=== BRIEF ===
With the images omitted, return all of the entries exactly as they stand.

Excerpts from an interface dataset
=-=-=

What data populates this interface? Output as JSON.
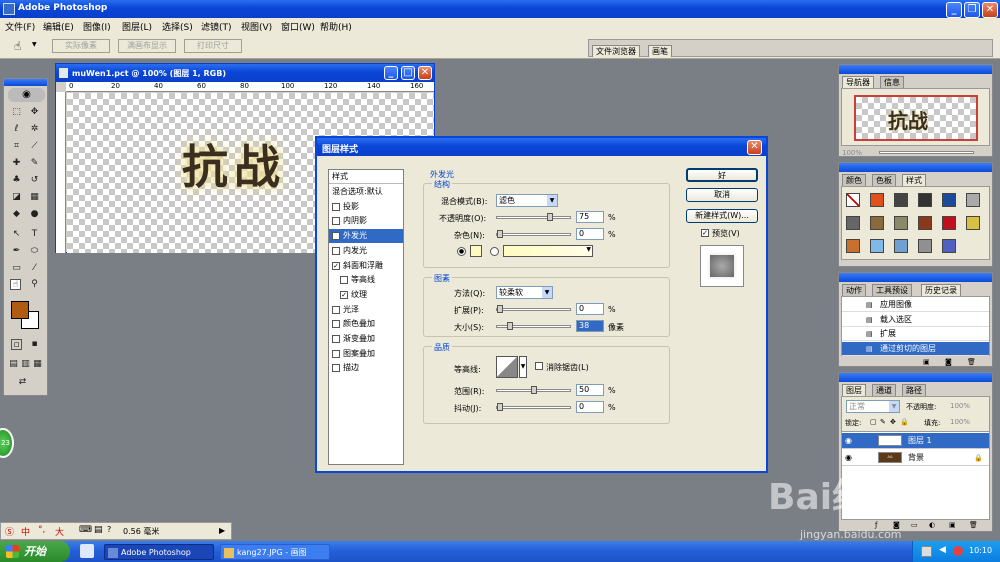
{
  "app": {
    "title": "Adobe Photoshop"
  },
  "menu": [
    "文件(F)",
    "编辑(E)",
    "图像(I)",
    "图层(L)",
    "选择(S)",
    "滤镜(T)",
    "视图(V)",
    "窗口(W)",
    "帮助(H)"
  ],
  "options_bar": {
    "buttons": [
      "实际像素",
      "满画布显示",
      "打印尺寸"
    ],
    "palette_tabs": [
      "文件浏览器",
      "画笔"
    ]
  },
  "document": {
    "title": "muWen1.pct @ 100% (图层 1, RGB)",
    "ruler_x": [
      "20",
      "40",
      "60",
      "80",
      "100",
      "120",
      "140",
      "160"
    ],
    "ruler_origin": "0",
    "artwork_text": "抗战"
  },
  "dialog": {
    "title": "图层样式",
    "styles_header": "样式",
    "styles": [
      {
        "label": "混合选项:默认",
        "checkbox": false,
        "checked": false,
        "indent": false,
        "active": false
      },
      {
        "label": "投影",
        "checkbox": true,
        "checked": false,
        "indent": false,
        "active": false
      },
      {
        "label": "内阴影",
        "checkbox": true,
        "checked": false,
        "indent": false,
        "active": false
      },
      {
        "label": "外发光",
        "checkbox": true,
        "checked": true,
        "indent": false,
        "active": true
      },
      {
        "label": "内发光",
        "checkbox": true,
        "checked": false,
        "indent": false,
        "active": false
      },
      {
        "label": "斜面和浮雕",
        "checkbox": true,
        "checked": true,
        "indent": false,
        "active": false
      },
      {
        "label": "等高线",
        "checkbox": true,
        "checked": false,
        "indent": true,
        "active": false
      },
      {
        "label": "纹理",
        "checkbox": true,
        "checked": true,
        "indent": true,
        "active": false
      },
      {
        "label": "光泽",
        "checkbox": true,
        "checked": false,
        "indent": false,
        "active": false
      },
      {
        "label": "颜色叠加",
        "checkbox": true,
        "checked": false,
        "indent": false,
        "active": false
      },
      {
        "label": "渐变叠加",
        "checkbox": true,
        "checked": false,
        "indent": false,
        "active": false
      },
      {
        "label": "图案叠加",
        "checkbox": true,
        "checked": false,
        "indent": false,
        "active": false
      },
      {
        "label": "描边",
        "checkbox": true,
        "checked": false,
        "indent": false,
        "active": false
      }
    ],
    "outer_glow": {
      "title": "外发光",
      "structure": {
        "title": "结构",
        "blend_mode_label": "混合模式(B):",
        "blend_mode_value": "滤色",
        "opacity_label": "不透明度(O):",
        "opacity_value": "75",
        "opacity_level": 0.75,
        "noise_label": "杂色(N):",
        "noise_value": "0",
        "noise_level": 0,
        "unit": "%"
      },
      "elements": {
        "title": "图素",
        "method_label": "方法(Q):",
        "method_value": "较柔软",
        "spread_label": "扩展(P):",
        "spread_value": "0",
        "spread_level": 0,
        "size_label": "大小(S):",
        "size_value": "38",
        "size_level": 0.15,
        "unit_pct": "%",
        "unit_px": "像素"
      },
      "quality": {
        "title": "品质",
        "contour_label": "等高线:",
        "antialias_label": "消除锯齿(L)",
        "range_label": "范围(R):",
        "range_value": "50",
        "range_level": 0.5,
        "jitter_label": "抖动(J):",
        "jitter_value": "0",
        "jitter_level": 0,
        "unit": "%"
      }
    },
    "buttons": {
      "ok": "好",
      "cancel": "取消",
      "new_style": "新建样式(W)...",
      "preview": "预览(V)"
    }
  },
  "navigator": {
    "tabs": [
      "导航器",
      "信息"
    ],
    "preview_text": "抗战",
    "zoom": "100%"
  },
  "swatches": {
    "tabs": [
      "颜色",
      "色板",
      "样式"
    ]
  },
  "history": {
    "tabs": [
      "动作",
      "工具预设",
      "历史记录"
    ],
    "items": [
      {
        "label": "应用图像",
        "active": false
      },
      {
        "label": "载入选区",
        "active": false
      },
      {
        "label": "扩展",
        "active": false
      },
      {
        "label": "通过剪切的图层",
        "active": true
      }
    ]
  },
  "layers": {
    "tabs": [
      "图层",
      "通道",
      "路径"
    ],
    "blend_mode": "正常",
    "opacity_label": "不透明度:",
    "opacity_value": "100%",
    "lock_label": "锁定:",
    "fill_label": "填充:",
    "fill_value": "100%",
    "items": [
      {
        "label": "图层 1",
        "active": true,
        "thumb": ""
      },
      {
        "label": "背景",
        "active": false,
        "thumb": "ᴬᴬ"
      }
    ]
  },
  "status_bar": {
    "ime": "中",
    "ime2": "大",
    "size_text": "0.56 毫米"
  },
  "taskbar": {
    "start": "开始",
    "tasks": [
      "Adobe Photoshop",
      "kang27.JPG - 画图"
    ],
    "clock": "10:10"
  },
  "watermark": {
    "text": "Bai经验",
    "url": "jingyan.baidu.com"
  },
  "badge": "23",
  "colors": {
    "accent": "#0a46d8",
    "foreground": "#b05a12",
    "selection": "#316ac5"
  }
}
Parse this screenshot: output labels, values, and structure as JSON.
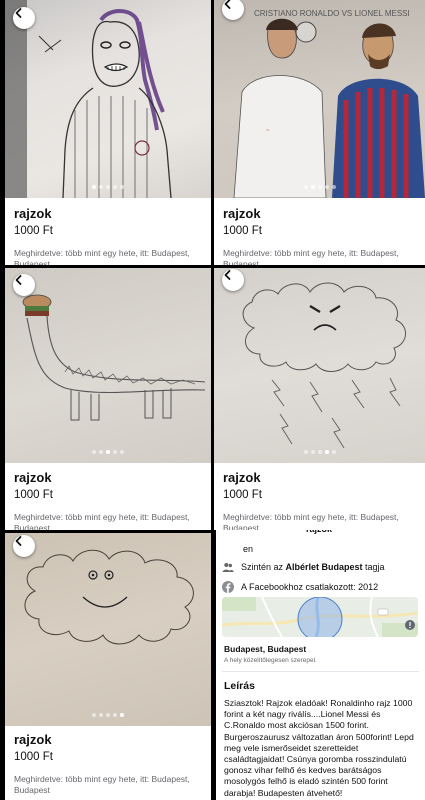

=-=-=

=== RESPONSE TO THIS TASK ===
What data populates this interface? Output as JSON.
{
  "app": {
    "title": "Adobe Photoshop"
  },
  "menu": [
    "文件(F)",
    "编辑(E)",
    "图像(I)",
    "图层(L)",
    "选择(S)",
    "滤镜(T)",
    "视图(V)",
    "窗口(W)",
    "帮助(H)"
  ],
  "options_bar": {
    "buttons": [
      "实际像素",
      "满画布显示",
      "打印尺寸"
    ],
    "palette_tabs": [
      "文件浏览器",
      "画笔"
    ]
  },
  "document": {
    "title": "muWen1.pct @ 100% (图层 1, RGB)",
    "ruler_x": [
      "20",
      "40",
      "60",
      "80",
      "100",
      "120",
      "140",
      "160"
    ],
    "ruler_origin": "0",
    "artwork_text": "抗战"
  },
  "dialog": {
    "title": "图层样式",
    "styles_header": "样式",
    "styles": [
      {
        "label": "混合选项:默认",
        "checkbox": false,
        "checked": false,
        "indent": false,
        "active": false
      },
      {
        "label": "投影",
        "checkbox": true,
        "checked": false,
        "indent": false,
        "active": false
      },
      {
        "label": "内阴影",
        "checkbox": true,
        "checked": false,
        "indent": false,
        "active": false
      },
      {
        "label": "外发光",
        "checkbox": true,
        "checked": true,
        "indent": false,
        "active": true
      },
      {
        "label": "内发光",
        "checkbox": true,
        "checked": false,
        "indent": false,
        "active": false
      },
      {
        "label": "斜面和浮雕",
        "checkbox": true,
        "checked": true,
        "indent": false,
        "active": false
      },
      {
        "label": "等高线",
        "checkbox": true,
        "checked": false,
        "indent": true,
        "active": false
      },
      {
        "label": "纹理",
        "checkbox": true,
        "checked": true,
        "indent": true,
        "active": false
      },
      {
        "label": "光泽",
        "checkbox": true,
        "checked": false,
        "indent": false,
        "active": false
      },
      {
        "label": "颜色叠加",
        "checkbox": true,
        "checked": false,
        "indent": false,
        "active": false
      },
      {
        "label": "渐变叠加",
        "checkbox": true,
        "checked": false,
        "indent": false,
        "active": false
      },
      {
        "label": "图案叠加",
        "checkbox": true,
        "checked": false,
        "indent": false,
        "active": false
      },
      {
        "label": "描边",
        "checkbox": true,
        "checked": false,
        "indent": false,
        "active": false
      }
    ],
    "outer_glow": {
      "title": "外发光",
      "structure": {
        "title": "结构",
        "blend_mode_label": "混合模式(B):",
        "blend_mode_value": "滤色",
        "opacity_label": "不透明度(O):",
        "opacity_value": "75",
        "opacity_level": 0.75,
        "noise_label": "杂色(N):",
        "noise_value": "0",
        "noise_level": 0,
        "unit": "%"
      },
      "elements": {
        "title": "图素",
        "method_label": "方法(Q):",
        "method_value": "较柔软",
        "spread_label": "扩展(P):",
        "spread_value": "0",
        "spread_level": 0,
        "size_label": "大小(S):",
        "size_value": "38",
        "size_level": 0.15,
        "unit_pct": "%",
        "unit_px": "像素"
      },
      "quality": {
        "title": "品质",
        "contour_label": "等高线:",
        "antialias_label": "消除锯齿(L)",
        "range_label": "范围(R):",
        "range_value": "50",
        "range_level": 0.5,
        "jitter_label": "抖动(J):",
        "jitter_value": "0",
        "jitter_level": 0,
        "unit": "%"
      }
    },
    "buttons": {
      "ok": "好",
      "cancel": "取消",
      "new_style": "新建样式(W)...",
      "preview": "预览(V)"
    }
  },
  "navigator": {
    "tabs": [
      "导航器",
      "信息"
    ],
    "preview_text": "抗战",
    "zoom": "100%"
  },
  "swatches": {
    "tabs": [
      "颜色",
      "色板",
      "样式"
    ]
  },
  "history": {
    "tabs": [
      "动作",
      "工具预设",
      "历史记录"
    ],
    "items": [
      {
        "label": "应用图像",
        "active": false
      },
      {
        "label": "载入选区",
        "active": false
      },
      {
        "label": "扩展",
        "active": false
      },
      {
        "label": "通过剪切的图层",
        "active": true
      }
    ]
  },
  "layers": {
    "tabs": [
      "图层",
      "通道",
      "路径"
    ],
    "blend_mode": "正常",
    "opacity_label": "不透明度:",
    "opacity_value": "100%",
    "lock_label": "锁定:",
    "fill_label": "填充:",
    "fill_value": "100%",
    "items": [
      {
        "label": "图层 1",
        "active": true,
        "thumb": ""
      },
      {
        "label": "背景",
        "active": false,
        "thumb": "ᴬᴬ"
      }
    ]
  },
  "status_bar": {
    "ime": "中",
    "ime2": "大",
    "size_text": "0.56 毫米"
  },
  "taskbar": {
    "start": "开始",
    "tasks": [
      "Adobe Photoshop",
      "kang27.JPG - 画图"
    ],
    "clock": "10:10"
  },
  "watermark": {
    "text": "Bai经验",
    "url": "jingyan.baidu.com"
  },
  "badge": "23",
  "colors": {
    "accent": "#0a46d8",
    "foreground": "#b05a12",
    "selection": "#316ac5"
  }
}
Parse this screenshot: output labels, values, and structure as JSON.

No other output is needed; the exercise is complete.